Then this week, I read Drop Dead, Gorgeous (thanks to impulse library browsing), a large swathe of which takes place at an Iowa State Fair fairground which really does not resemble the original. For example: what main building? And if you had a large fairground designed to host tens, if not hundreds of thousands of people, would you keep it closed 50 weeks a year if you could possibly use it a fair number of other weeks of the year for other events? By the time our main characters have done an incoherent tour of various farflung bits of the grounds, they could have been out of an exit many times over; but they were waiting for "the" exit.

Also, and more relevantly, the well-known really-tall slide is no indication at all that they are on the midway. Because it isn't.


Oct. 4th, 2011 07:42 pm (UTC)
As Fatty "Deathfat!" McFattypants, I'm not sure I know whether the term "whale" is used regularly on both sides of the Atlantic to refer to my type of body. I didn't come to the UK until after my discovery of fat/size acceptance, so I don't tend to read material that attacks fat people much and, statistically, I think my size is less encountered in the UK anyway and the only person I knew who was around my size (Siggy) certainly never called herself anything derogatory.

Interestingly, Webster's online includes the definition "one that is impressive especially in size " but the closest the OED gets to that is " fig. phr. a whale on …, having a great capacity or appetite for…, very good at or keen on.‥ a whale of (orig. U.S.): ‘no end of’. colloq." with the most notable example being '1913 19th Cent. Sept. 621 [They] had what the Americans call ‘a whale of a good time’.'

So, I would say that the idea of the whale as something large (and therefore a fat person being large and whale-like) is probably more American in its derivation?

Oct. 4th, 2011 07:43 pm (UTC)
Grargh. And I do not know why it decided to put in all the ridiculous hyperlinks. Sorry!
Oct. 5th, 2011 10:40 pm (UTC)
I've encountered at least one 19th-c "Prince of Whales" joke about the Regent, so there must be some history of whale=fat, or at least big.
Oct. 6th, 2011 01:31 pm (UTC)
By his bulk and by his size,
By his oily qualities,
This (or else my eyesight fails),
This should be the Prince of Whales.

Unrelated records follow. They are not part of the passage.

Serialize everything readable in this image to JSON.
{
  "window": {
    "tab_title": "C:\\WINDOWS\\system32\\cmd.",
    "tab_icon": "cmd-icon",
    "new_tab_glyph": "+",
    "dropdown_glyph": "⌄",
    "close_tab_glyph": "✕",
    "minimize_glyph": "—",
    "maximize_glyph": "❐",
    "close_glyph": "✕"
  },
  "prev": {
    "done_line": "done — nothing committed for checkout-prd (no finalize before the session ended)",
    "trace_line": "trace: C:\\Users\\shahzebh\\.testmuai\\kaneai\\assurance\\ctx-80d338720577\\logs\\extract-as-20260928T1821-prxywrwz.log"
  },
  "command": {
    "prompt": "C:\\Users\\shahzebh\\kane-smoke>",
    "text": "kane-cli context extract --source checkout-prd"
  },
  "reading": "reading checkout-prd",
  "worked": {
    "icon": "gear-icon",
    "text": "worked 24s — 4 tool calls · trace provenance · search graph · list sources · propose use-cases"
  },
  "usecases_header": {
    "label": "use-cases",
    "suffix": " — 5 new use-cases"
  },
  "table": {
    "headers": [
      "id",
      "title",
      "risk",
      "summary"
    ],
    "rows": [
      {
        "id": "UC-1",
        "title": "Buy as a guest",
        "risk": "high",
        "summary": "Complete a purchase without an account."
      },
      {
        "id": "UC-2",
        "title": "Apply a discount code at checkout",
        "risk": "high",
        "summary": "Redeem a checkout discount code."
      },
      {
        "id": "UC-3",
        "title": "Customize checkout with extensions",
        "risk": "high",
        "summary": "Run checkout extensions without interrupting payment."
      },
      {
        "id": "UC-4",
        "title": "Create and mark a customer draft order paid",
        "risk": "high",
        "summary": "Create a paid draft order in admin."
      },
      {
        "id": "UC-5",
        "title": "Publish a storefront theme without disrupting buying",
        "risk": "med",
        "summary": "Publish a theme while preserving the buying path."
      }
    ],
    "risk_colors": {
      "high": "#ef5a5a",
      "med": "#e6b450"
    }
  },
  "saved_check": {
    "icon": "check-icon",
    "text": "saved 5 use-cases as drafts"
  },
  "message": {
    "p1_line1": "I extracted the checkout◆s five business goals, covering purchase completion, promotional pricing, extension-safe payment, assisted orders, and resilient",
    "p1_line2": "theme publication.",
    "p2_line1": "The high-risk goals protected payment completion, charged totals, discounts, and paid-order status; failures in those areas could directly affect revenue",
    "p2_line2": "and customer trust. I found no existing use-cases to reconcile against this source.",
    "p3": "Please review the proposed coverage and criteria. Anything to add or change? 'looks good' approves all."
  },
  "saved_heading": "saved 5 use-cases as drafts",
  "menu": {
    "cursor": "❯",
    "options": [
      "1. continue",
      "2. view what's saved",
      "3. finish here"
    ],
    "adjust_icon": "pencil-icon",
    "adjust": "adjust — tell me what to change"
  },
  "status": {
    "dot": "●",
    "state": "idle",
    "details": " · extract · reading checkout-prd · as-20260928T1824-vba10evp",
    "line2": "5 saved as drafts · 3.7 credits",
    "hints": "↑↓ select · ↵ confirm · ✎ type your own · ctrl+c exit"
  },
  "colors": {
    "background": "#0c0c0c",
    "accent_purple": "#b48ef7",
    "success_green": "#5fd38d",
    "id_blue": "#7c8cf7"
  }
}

Nearly 200 years old, by Charles Lamb and still one of the most amusing attacks on a British royal. The whole poem it comes from, by the way, can be read here
Oct. 4th, 2011 08:04 pm (UTC)
Interesting that it gives "having a whale of a time" as origin US because that's a common UK phrase too, though if it's been in use over here since 1913, then that explains why I'm so familiar with it. :)